By the end of the 1977 rally season, Fiat stopped providing the budget for Lancia’s rally competition, electing instead to concentrate on rallying the Fiat 131 Abarth and bringing to a temporary close Lancia’s official rally participation. Lancia produced 492 Stratos cars to homologate the design for rally purposes as a production car. Initially, sales to the public were slow since the Stratos was built as a competition car and had few amenities. However, when news of Lancia’s exit from rallying became public, all remaining unsold Stratos’ were snapped up by car collectors and by private rally teams.
Lancia Stratos values
Hagerty estimates the average value of a Lancia Stratos to be $483,000, ranging between $500,000 for a Stratos in number 1 concours condition, to $399,000 for one in number 4 fair condition, but notes that prices for genuine, documented ex-works rally cars can be much higher. Given the abuse that all rally cars take during competition, ex-rally cars should be carefully checked for frame and metal fatigue, as well as engine damage.
If you are looking for a Stratos, beware of replicas. Says Hagerty, “Collectors considering a Stratos should carefully research provenance, as many replicas have been built over the years.” Another point to keep in mind is that all Stratos cars were designed and built for competition. They lack even rudimentary sound deadening and the cockpits are cramped and noisy. But if all you want is what may be the ultimate driver’s car, the light weight, short wheelbase, and more than ample power of the Stratos will demand your full attention in any driving situation.
Silodrome – http://silodrome.com/lancia-stratos-hf-stradale/
Lancia Stratos – http://lanciastratos.com/en/history
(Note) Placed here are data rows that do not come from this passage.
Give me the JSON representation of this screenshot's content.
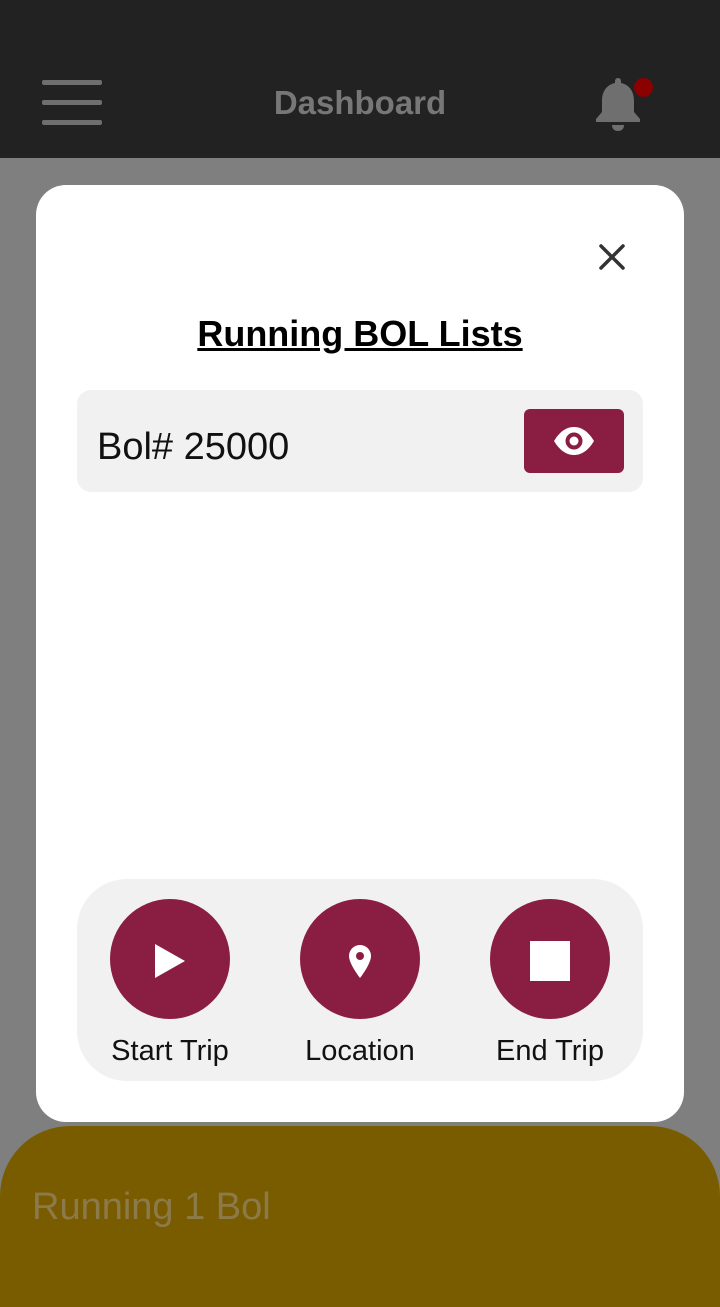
{
  "header": {
    "title": "Dashboard",
    "menu_icon": "hamburger-menu-icon",
    "bell_icon": "bell-icon",
    "notification_dot_color": "#8b0000"
  },
  "modal": {
    "title": "Running BOL Lists",
    "close_icon": "close-icon",
    "bol_items": [
      {
        "label": "Bol# 25000",
        "action_icon": "eye-icon"
      }
    ],
    "actions": [
      {
        "label": "Start Trip",
        "icon": "play-icon"
      },
      {
        "label": "Location",
        "icon": "map-pin-icon"
      },
      {
        "label": "End Trip",
        "icon": "stop-icon"
      }
    ],
    "accent_color": "#8a1e42"
  },
  "bottom_bar": {
    "label": "Running 1 Bol",
    "color": "#7a5c00"
  }
}
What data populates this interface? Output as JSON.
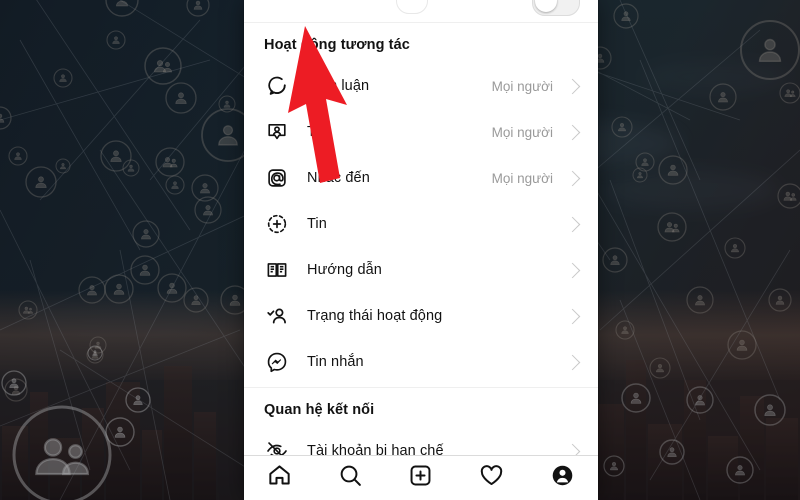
{
  "background": {
    "description": "dark social-network graph over city skyline",
    "base_color": "#1d3039",
    "warm_color": "#2e2525"
  },
  "phone": {
    "top_toggle": {
      "name": "cut-off-toggle",
      "state": "off"
    },
    "sections": [
      {
        "title": "Hoạt động tương tác",
        "rows": [
          {
            "icon": "comment-icon",
            "label": "Bình luận",
            "value": "Mọi người"
          },
          {
            "icon": "tag-icon",
            "label": "Thẻ",
            "value": "Mọi người"
          },
          {
            "icon": "mention-icon",
            "label": "Nhắc đến",
            "value": "Mọi người"
          },
          {
            "icon": "story-icon",
            "label": "Tin",
            "value": ""
          },
          {
            "icon": "guide-book-icon",
            "label": "Hướng dẫn",
            "value": ""
          },
          {
            "icon": "activity-status-icon",
            "label": "Trạng thái hoạt động",
            "value": ""
          },
          {
            "icon": "messenger-icon",
            "label": "Tin nhắn",
            "value": ""
          }
        ]
      },
      {
        "title": "Quan hệ kết nối",
        "rows": [
          {
            "icon": "restricted-eye-icon",
            "label": "Tài khoản bị hạn chế",
            "value": ""
          }
        ]
      }
    ],
    "bottom_nav": [
      {
        "icon": "home-icon",
        "label": "Trang chủ"
      },
      {
        "icon": "search-icon",
        "label": "Tìm kiếm"
      },
      {
        "icon": "add-icon",
        "label": "Tạo"
      },
      {
        "icon": "heart-icon",
        "label": "Hoạt động"
      },
      {
        "icon": "profile-icon",
        "label": "Trang cá nhân"
      }
    ]
  },
  "annotation": {
    "arrow": {
      "name": "red-pointer-arrow",
      "color": "#ED1C24",
      "points_to": "Tin"
    }
  }
}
RoadSmile – http://www.roadsmile.com/lancia-stratos.html
Wikipedia – https://en.wikipedia.org/wiki/Lancia_Stratos
eWRC Results – http://www.ewrc-results.com/season.php